The truly insidious thing about this dark effusion from The Editorial Board is its rejection of ordinary politics. Its description of Trump’s tenure is a calumny on a man who had perhaps the single most successful first presidential term in the history of the republic.
But forget that—dispute it even.
The Editorial Board won’t let it go. It might seem that normality has reasserted itself (call upon your inner Coleridge here and deploy a “willing suspension of disbelief”: obviously Joe Biden is not “normal”—just pretend).
No, everything is much worse than you think. “Regular citizens,” most of the Republican Party and followers of Trump: They’re all enemies of our democracy, an “existential threat” to the Republic.
So says the Editorial Board of the NY Times.
“Polling finds that the overwhelming majority of Republicans believe that President Biden was not legitimately elected,” the board’s op-ed reads.
Er, quite right, Kemo Sabe. And your point is?
This desperate, overwrought screed purports to warn us about the presence of many “dangerous … extremists” in our midst, violence-prone folks who would suppress voter rights and destroy our democracy.
The irony is that the Editorial Board might be right about that. Their mistake was in not realizing that they were writing with a mirror in front of them.
In other words, the danger that they warn about isn’t “out there” among the unwashed multitude that the clean, well-educated, and neatly coiffed TimesWorld despises.
No, the danger is with them: They represent the “existential threat” that they see in others.
Who will tell them?
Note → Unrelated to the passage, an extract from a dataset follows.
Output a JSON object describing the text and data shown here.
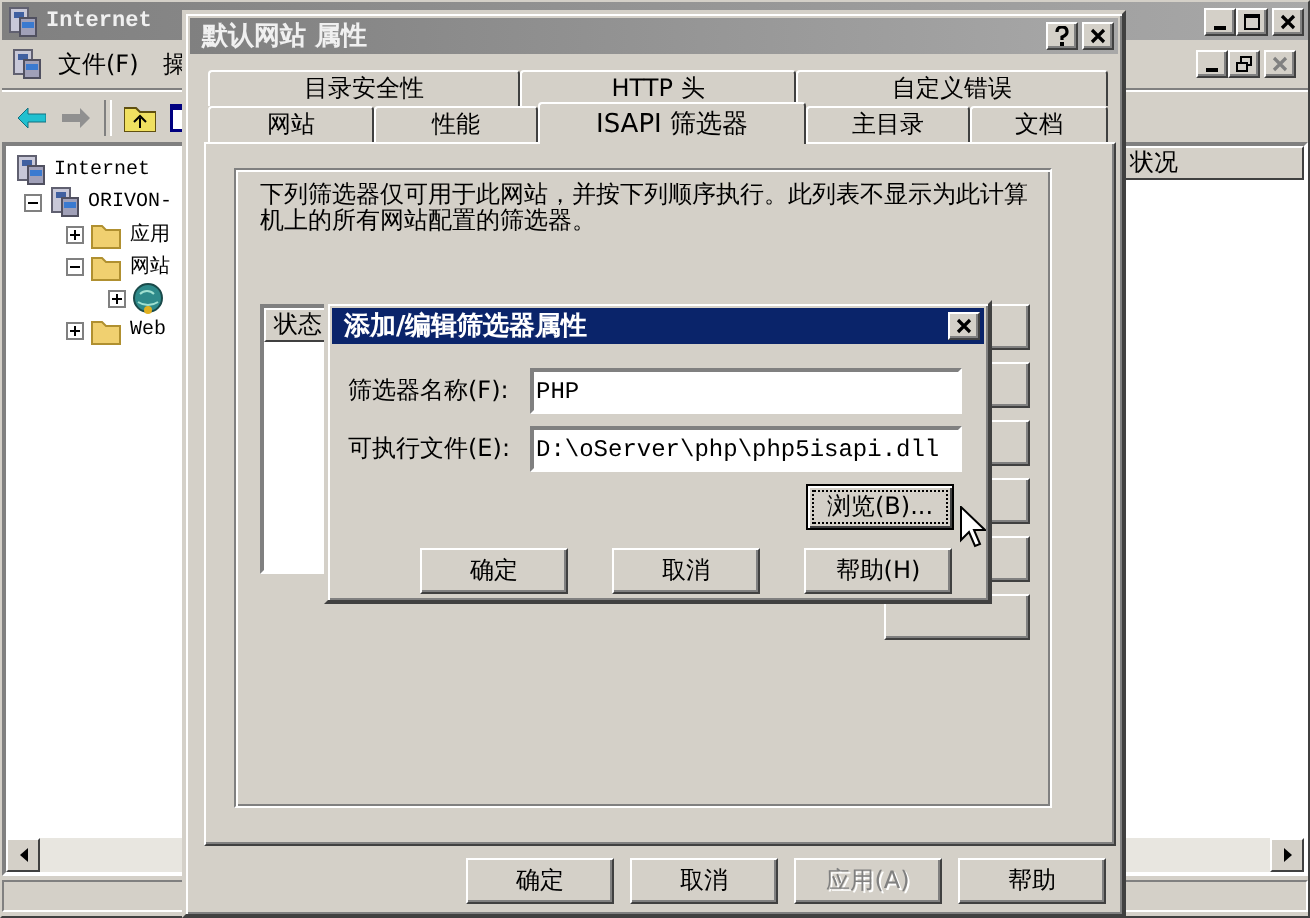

Views expressed in this article are the opinions of the author and do not necessarily reflect the views of The Epoch Times.